Friday, January 15, 2010

Iran’s Government Subsidies to End

The Guardians Council has approved President Ahmadinejad's "Economic Reform Plan" intended to phase out billions of dollars in state subsidies that currently keeps the costs of food and energy low. Under the plan, prices of subsidized goods would be allowed to reach “normal market prices” over the next three to four years. The government has not announced the start date for the reforms.

The Majlis had approved the bill last week after a long and heated debate over its effects during a period of high inflation. The funding for government subsidies eats up 30 percent of the country’s annual budget.


Anonymous said...

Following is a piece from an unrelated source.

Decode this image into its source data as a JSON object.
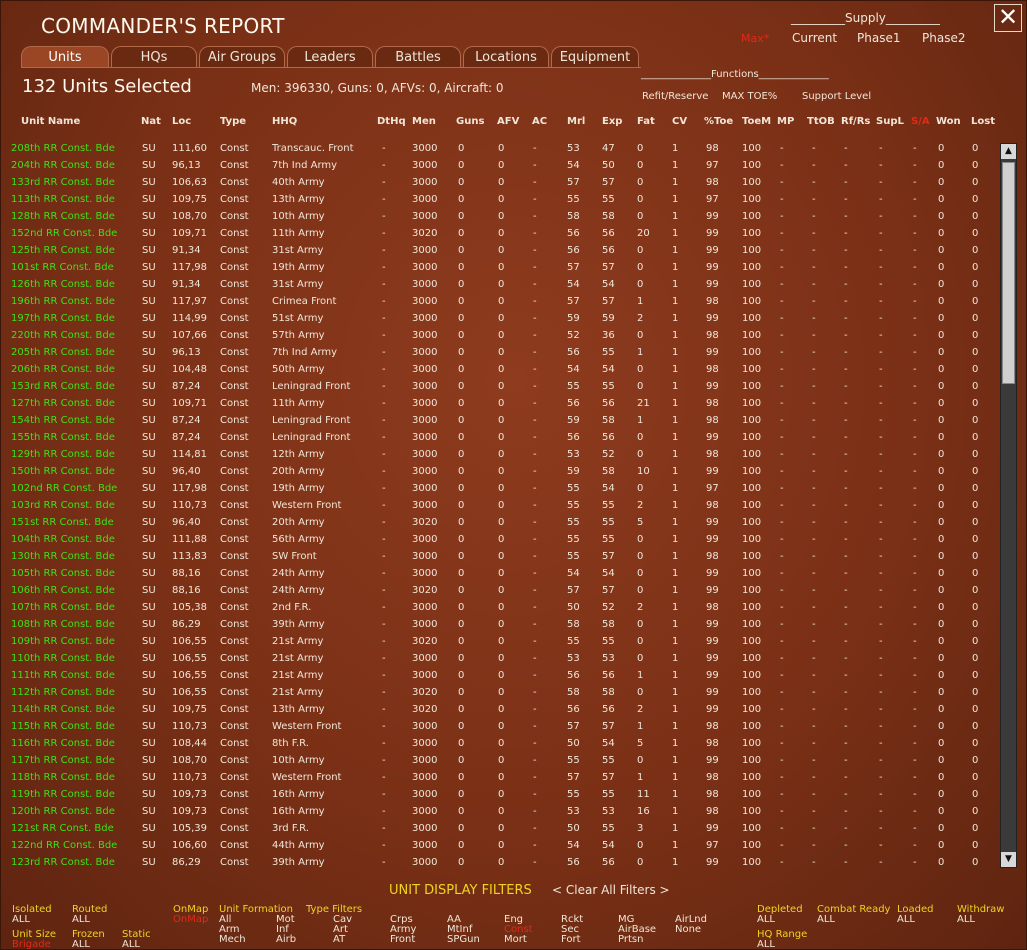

uskowi' post is misleading. the subsidies do not end, they become specialized for those in need and low income. The uniform weight of subsides just end and those with less income get more and those with more income get less.

Nader Uskowi said...


Under the plan, the price subsidies would end, period. There wouldn’t be two gasoline prices for rich and poor, for example. The government would institute a new program (cash payment) to help those who cannot afford the expected rapid rise in prices, offsetting part of the rise in prices. This is a serious and long-awaited reform.

The trick would be to keep inflations as low as possible by monetary policies. A quadrupling of gasoline price, for example, will put a upward pressure on all prices. The success of the reform would mainly depend on how the government would manage this problem.

Nader Uskowi said...

Just more details on how the program would work:The price subsidies will all end. The government will open bank accounts for 36 million Iranians to deposit cash every month to compensate (partly) for the expected rapid rise in prices of food and energy. The prices, if the plan works according to its intent, will be floated in the open market.

Anonymous said...

about time too